Work to be completed :: What is needed is an exact copy of every entry, without the pictures.

Data about app and page elements ::
===

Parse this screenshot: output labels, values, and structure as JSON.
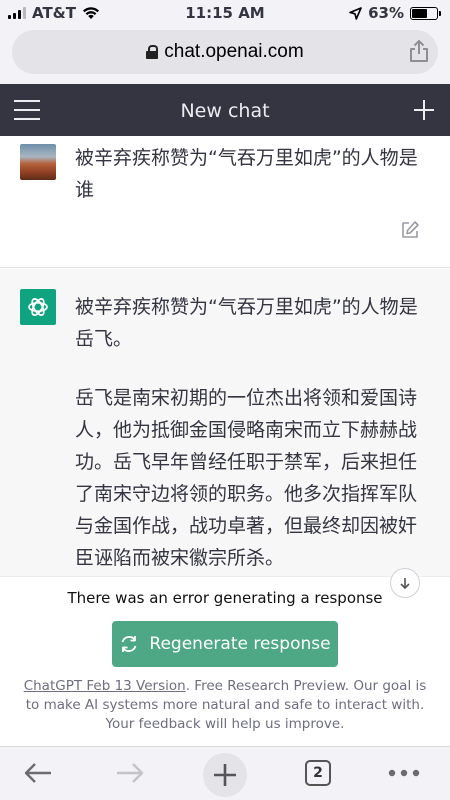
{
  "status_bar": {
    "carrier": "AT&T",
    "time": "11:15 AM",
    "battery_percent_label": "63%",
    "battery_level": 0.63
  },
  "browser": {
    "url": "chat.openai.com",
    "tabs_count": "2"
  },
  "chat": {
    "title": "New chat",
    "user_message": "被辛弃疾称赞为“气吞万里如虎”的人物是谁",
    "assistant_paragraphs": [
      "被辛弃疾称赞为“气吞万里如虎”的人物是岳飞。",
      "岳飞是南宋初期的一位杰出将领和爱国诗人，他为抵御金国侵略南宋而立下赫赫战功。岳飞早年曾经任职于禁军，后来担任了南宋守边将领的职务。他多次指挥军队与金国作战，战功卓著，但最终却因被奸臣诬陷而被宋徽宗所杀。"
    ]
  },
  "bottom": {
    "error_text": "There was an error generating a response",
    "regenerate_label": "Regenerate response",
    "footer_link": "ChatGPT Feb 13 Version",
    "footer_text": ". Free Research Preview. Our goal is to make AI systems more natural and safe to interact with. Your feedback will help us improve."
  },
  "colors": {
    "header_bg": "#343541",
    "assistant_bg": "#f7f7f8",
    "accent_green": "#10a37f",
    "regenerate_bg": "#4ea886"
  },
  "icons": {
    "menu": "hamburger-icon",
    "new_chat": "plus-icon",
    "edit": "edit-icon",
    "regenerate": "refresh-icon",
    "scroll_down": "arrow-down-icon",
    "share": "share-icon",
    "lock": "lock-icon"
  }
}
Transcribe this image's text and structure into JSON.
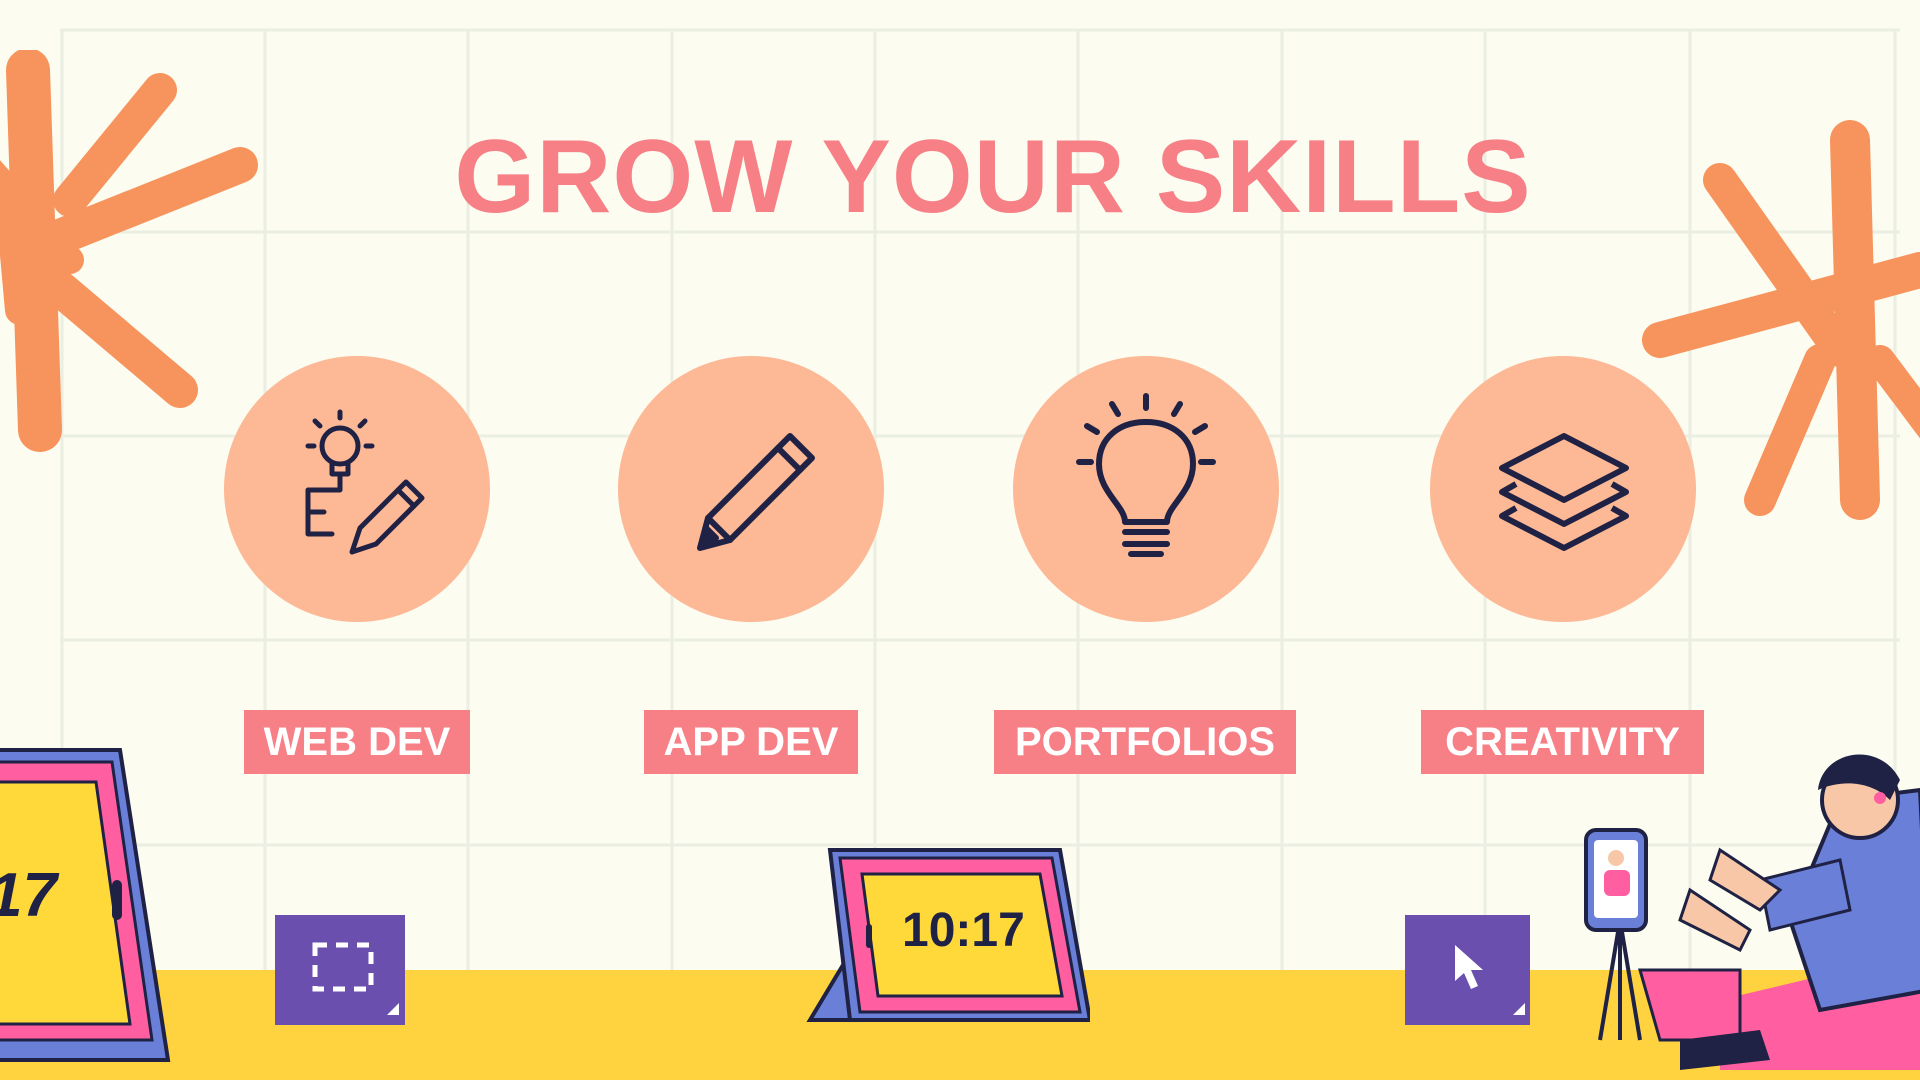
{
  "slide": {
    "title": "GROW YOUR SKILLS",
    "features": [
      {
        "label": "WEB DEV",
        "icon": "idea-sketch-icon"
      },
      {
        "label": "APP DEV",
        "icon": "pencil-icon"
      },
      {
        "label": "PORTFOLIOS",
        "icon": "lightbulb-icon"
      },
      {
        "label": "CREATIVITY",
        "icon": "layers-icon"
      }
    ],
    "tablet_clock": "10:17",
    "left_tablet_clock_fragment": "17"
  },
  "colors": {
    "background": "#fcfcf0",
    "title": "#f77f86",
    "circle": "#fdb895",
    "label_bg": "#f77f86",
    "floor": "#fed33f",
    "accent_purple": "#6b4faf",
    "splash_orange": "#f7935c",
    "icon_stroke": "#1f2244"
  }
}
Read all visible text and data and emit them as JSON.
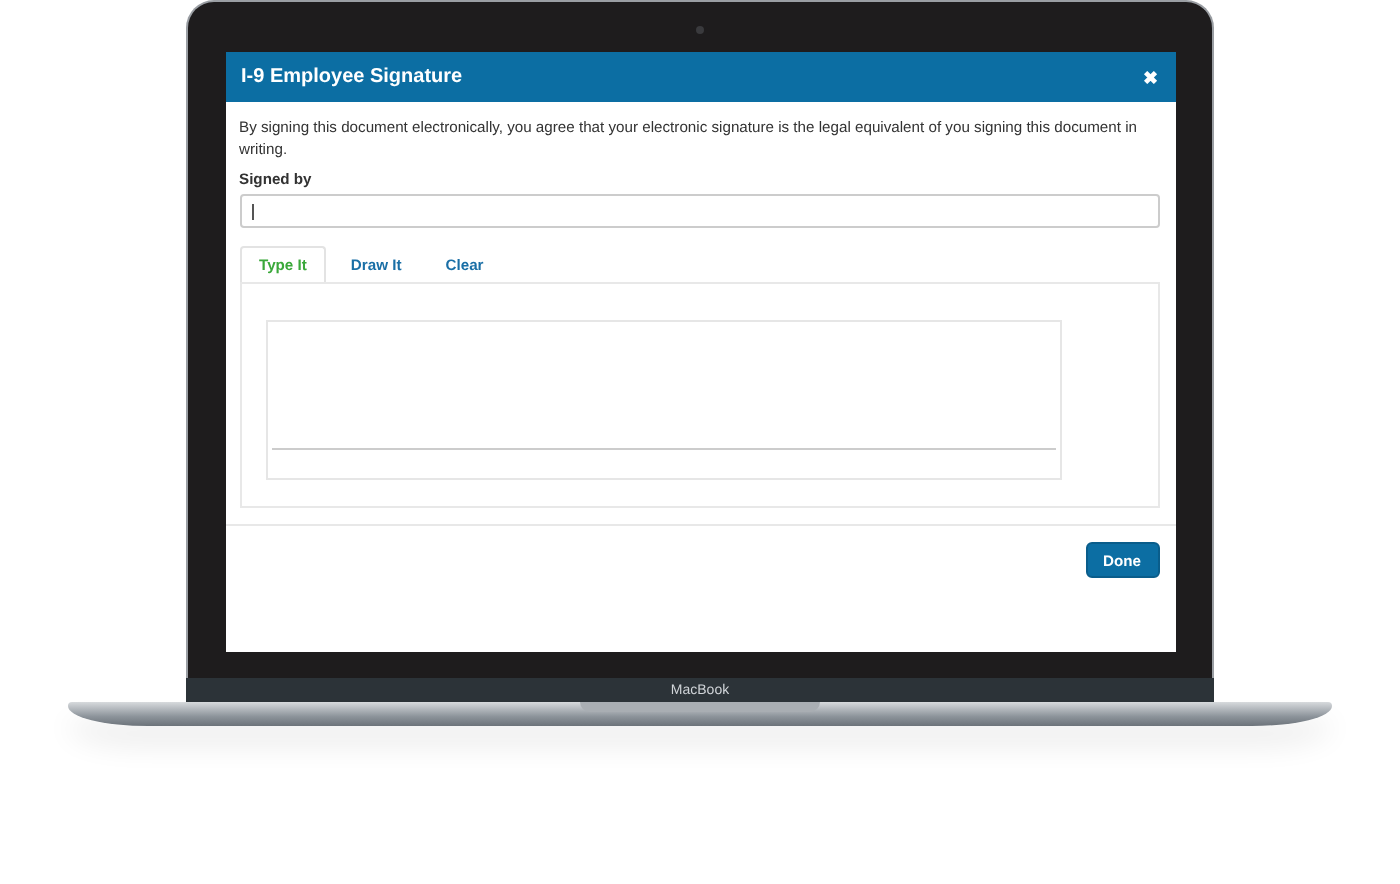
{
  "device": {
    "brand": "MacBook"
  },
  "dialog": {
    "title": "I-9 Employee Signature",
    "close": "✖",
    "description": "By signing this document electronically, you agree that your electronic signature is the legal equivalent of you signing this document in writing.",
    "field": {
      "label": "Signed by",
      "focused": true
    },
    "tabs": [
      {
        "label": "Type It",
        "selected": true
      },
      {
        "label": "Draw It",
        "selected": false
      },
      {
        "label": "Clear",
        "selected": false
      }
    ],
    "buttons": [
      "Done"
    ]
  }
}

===

Completed exercise ::
Parse this screenshot: output labels, values, and structure as JSON.
{
  "status_bar": {
    "carrier": "AT&T",
    "time": "11:15 AM",
    "battery_percent_label": "63%",
    "battery_level": 0.63
  },
  "browser": {
    "url": "chat.openai.com",
    "tabs_count": "2"
  },
  "chat": {
    "title": "New chat",
    "user_message": "被辛弃疾称赞为“气吞万里如虎”的人物是谁",
    "assistant_paragraphs": [
      "被辛弃疾称赞为“气吞万里如虎”的人物是岳飞。",
      "岳飞是南宋初期的一位杰出将领和爱国诗人，他为抵御金国侵略南宋而立下赫赫战功。岳飞早年曾经任职于禁军，后来担任了南宋守边将领的职务。他多次指挥军队与金国作战，战功卓著，但最终却因被奸臣诬陷而被宋徽宗所杀。"
    ]
  },
  "bottom": {
    "error_text": "There was an error generating a response",
    "regenerate_label": "Regenerate response",
    "footer_link": "ChatGPT Feb 13 Version",
    "footer_text": ". Free Research Preview. Our goal is to make AI systems more natural and safe to interact with. Your feedback will help us improve."
  },
  "colors": {
    "header_bg": "#343541",
    "assistant_bg": "#f7f7f8",
    "accent_green": "#10a37f",
    "regenerate_bg": "#4ea886"
  },
  "icons": {
    "menu": "hamburger-icon",
    "new_chat": "plus-icon",
    "edit": "edit-icon",
    "regenerate": "refresh-icon",
    "scroll_down": "arrow-down-icon",
    "share": "share-icon",
    "lock": "lock-icon"
  }
}
Transcribe this image's text and structure into JSON.
{
  "slide": {
    "title": "GROW YOUR SKILLS",
    "features": [
      {
        "label": "WEB DEV",
        "icon": "idea-sketch-icon"
      },
      {
        "label": "APP DEV",
        "icon": "pencil-icon"
      },
      {
        "label": "PORTFOLIOS",
        "icon": "lightbulb-icon"
      },
      {
        "label": "CREATIVITY",
        "icon": "layers-icon"
      }
    ],
    "tablet_clock": "10:17",
    "left_tablet_clock_fragment": "17"
  },
  "colors": {
    "background": "#fcfcf0",
    "title": "#f77f86",
    "circle": "#fdb895",
    "label_bg": "#f77f86",
    "floor": "#fed33f",
    "accent_purple": "#6b4faf",
    "splash_orange": "#f7935c",
    "icon_stroke": "#1f2244"
  }
}
Read all visible text and data and emit them as JSON.
{
  "device": {
    "brand": "MacBook"
  },
  "dialog": {
    "title": "I-9 Employee Signature",
    "close": "✖",
    "description": "By signing this document electronically, you agree that your electronic signature is the legal equivalent of you signing this document in writing.",
    "field": {
      "label": "Signed by",
      "focused": true
    },
    "tabs": [
      {
        "label": "Type It",
        "selected": true
      },
      {
        "label": "Draw It",
        "selected": false
      },
      {
        "label": "Clear",
        "selected": false
      }
    ],
    "buttons": [
      "Done"
    ]
  }
}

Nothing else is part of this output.